» WHAT THE EXERCISE ASKS
Go line by line through the entries below and copy those containing the string "PRIMARY".

» Stored items
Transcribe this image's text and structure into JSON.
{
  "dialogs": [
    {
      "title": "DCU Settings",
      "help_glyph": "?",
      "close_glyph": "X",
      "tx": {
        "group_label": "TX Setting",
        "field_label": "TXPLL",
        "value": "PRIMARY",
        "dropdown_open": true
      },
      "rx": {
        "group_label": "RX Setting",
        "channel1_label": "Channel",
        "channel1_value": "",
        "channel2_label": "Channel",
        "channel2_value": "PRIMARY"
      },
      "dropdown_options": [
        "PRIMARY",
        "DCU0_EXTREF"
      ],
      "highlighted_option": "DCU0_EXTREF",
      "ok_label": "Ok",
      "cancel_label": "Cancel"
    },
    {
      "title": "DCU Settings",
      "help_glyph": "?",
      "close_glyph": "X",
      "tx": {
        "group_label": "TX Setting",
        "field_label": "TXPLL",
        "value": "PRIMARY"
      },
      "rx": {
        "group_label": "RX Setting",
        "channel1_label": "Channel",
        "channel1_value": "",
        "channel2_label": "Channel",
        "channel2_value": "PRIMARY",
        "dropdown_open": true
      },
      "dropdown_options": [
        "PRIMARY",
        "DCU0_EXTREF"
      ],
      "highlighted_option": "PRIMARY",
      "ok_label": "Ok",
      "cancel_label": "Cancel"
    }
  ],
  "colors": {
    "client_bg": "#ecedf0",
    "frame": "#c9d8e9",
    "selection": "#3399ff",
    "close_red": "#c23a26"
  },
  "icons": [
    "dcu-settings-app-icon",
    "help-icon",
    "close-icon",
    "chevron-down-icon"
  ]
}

» TASK SOLUTION
        "value": "PRIMARY",
        "channel2_value": "PRIMARY"
        "PRIMARY",
        "value": "PRIMARY"
        "channel2_value": "PRIMARY",
        "PRIMARY",
      "highlighted_option": "PRIMARY",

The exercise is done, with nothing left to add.